Denver: The final C is for “charisma.” And a lot of people believe that you’re either charismatic or you’re not, and they believe they’re not. What would you say to them, Carol?
Carol: I’d say that if your idea of charisma is a celebrity making a flamboyant entrance to command the attention of everyone present, you’re probably right. Most of us aren’t going to be able to pull that one off. But while that is a fitting display of charisma for celebrities, it’s not realistic, nor even needed to project leadership charisma. And what I found, sometimes to my delight and sometimes to my amazement, is that you can project charisma by understanding where your strength is and playing to that strength, or as I think of it: “relaxing into that strength.”
For example, I once worked with a chief executive officer who was one of the worst communicators I had ever seen. I mean, just an awful speaker. And yet, he was amazingly charismatic. His entire organization hung on every word he spoke because he had credibility. He had worked his way up in that company and done almost every job. So when he spoke, it was from such a deep well of experience that he could relax into that and, in doing so, project his own brand of charisma.
Denver: We have just scratched the surface. Carol, you have so many tips and strategies in this wonderful book, Stand Out: How to Build Your Leadership Presence. And as people look forward to 2021, and want to display more presence, this book will serve as a field guide.

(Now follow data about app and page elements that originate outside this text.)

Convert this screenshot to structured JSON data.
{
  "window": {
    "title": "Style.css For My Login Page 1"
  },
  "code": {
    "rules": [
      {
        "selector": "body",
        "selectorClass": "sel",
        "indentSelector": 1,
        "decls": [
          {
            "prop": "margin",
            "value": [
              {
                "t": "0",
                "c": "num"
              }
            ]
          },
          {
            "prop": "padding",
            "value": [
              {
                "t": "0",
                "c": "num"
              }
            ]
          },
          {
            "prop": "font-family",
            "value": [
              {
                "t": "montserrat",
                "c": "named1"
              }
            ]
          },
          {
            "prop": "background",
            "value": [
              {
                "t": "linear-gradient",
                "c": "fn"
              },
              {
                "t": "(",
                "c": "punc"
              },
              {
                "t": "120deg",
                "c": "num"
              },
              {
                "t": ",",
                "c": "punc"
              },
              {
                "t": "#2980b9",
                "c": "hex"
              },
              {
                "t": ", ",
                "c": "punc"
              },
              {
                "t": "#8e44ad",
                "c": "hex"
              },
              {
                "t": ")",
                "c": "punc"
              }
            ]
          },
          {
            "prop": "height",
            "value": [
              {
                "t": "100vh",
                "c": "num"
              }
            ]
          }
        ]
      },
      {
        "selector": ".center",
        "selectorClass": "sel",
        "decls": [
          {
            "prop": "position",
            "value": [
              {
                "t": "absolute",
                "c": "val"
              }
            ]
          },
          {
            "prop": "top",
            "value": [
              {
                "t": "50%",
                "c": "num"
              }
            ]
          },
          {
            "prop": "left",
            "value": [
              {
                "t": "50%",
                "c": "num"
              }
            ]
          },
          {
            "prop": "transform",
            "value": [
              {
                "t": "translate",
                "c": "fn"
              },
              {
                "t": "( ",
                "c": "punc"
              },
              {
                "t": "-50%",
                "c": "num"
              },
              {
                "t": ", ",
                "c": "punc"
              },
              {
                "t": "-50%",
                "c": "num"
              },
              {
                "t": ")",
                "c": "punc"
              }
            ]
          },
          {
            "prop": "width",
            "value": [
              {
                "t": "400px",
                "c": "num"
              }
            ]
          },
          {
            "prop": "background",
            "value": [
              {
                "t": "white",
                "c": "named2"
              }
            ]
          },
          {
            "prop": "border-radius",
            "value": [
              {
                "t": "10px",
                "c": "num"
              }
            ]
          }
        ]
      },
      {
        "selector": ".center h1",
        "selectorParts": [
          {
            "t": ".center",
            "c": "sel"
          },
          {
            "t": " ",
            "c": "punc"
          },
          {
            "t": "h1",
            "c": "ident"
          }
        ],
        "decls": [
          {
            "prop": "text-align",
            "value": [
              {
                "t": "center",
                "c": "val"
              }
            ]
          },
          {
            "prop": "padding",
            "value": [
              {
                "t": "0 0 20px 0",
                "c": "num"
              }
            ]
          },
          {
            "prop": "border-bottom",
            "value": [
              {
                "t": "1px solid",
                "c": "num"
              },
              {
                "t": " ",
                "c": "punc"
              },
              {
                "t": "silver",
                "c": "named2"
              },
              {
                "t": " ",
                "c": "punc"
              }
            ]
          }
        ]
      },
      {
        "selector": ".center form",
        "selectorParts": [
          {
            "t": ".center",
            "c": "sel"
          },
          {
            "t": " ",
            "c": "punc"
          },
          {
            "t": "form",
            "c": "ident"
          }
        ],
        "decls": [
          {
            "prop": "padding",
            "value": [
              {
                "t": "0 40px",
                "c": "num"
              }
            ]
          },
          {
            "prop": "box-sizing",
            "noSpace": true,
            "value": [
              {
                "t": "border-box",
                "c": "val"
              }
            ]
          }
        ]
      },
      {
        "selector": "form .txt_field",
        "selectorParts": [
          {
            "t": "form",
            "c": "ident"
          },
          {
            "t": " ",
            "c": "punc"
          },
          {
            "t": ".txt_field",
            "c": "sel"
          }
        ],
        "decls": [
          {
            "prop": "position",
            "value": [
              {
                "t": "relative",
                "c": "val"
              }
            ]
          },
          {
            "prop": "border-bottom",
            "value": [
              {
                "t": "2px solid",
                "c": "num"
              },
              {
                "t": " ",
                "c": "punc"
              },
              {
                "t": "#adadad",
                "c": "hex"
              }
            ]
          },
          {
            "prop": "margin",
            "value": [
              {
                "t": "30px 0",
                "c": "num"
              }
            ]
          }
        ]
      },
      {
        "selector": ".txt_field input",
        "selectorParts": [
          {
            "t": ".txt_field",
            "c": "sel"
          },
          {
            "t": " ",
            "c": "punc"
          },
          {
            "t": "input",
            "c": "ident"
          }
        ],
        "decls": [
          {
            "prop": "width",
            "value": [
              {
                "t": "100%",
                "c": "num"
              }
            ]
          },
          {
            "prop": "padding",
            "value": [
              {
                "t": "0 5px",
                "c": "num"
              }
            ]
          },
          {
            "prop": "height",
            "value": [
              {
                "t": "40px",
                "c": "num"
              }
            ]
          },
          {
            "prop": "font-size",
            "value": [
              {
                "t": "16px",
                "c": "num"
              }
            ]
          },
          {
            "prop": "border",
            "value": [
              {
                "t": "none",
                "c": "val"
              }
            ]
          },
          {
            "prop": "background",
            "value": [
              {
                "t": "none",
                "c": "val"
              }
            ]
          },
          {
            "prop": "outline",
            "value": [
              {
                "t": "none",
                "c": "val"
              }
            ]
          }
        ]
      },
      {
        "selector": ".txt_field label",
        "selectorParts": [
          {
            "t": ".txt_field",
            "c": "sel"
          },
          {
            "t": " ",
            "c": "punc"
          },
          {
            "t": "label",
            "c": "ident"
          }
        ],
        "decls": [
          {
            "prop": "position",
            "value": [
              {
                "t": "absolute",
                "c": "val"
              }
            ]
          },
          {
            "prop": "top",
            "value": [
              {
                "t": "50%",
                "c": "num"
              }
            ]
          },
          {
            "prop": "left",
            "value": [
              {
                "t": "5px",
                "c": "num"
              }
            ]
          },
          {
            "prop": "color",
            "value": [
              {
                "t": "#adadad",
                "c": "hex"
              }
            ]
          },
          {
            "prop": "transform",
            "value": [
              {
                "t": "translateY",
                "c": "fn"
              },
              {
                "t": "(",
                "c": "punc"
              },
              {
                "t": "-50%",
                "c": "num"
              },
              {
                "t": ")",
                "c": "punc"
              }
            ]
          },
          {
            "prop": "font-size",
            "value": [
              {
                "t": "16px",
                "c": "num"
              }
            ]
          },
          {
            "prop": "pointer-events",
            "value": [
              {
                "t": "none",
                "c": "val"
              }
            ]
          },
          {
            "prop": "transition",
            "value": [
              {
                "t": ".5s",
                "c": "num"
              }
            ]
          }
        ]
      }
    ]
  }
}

Carol is an international keynote speaker at conferences, business organizations, government agencies, and universities. She addresses a variety of leadership issues, but specializes in helping leaders build their impact and influence skills for fostering collaboration, building trust, and projecting that illusive quality called "leadership presence." She is the author of "The Silent Language of Leaders: How Body Language Helps - or Hurts - How You Lead" and the creator of LinkedIn Learning's video course, "Body Language for Leaders." Carol completed her doctorate in the United States. She can be reached at http://CarolKinseyGoman.com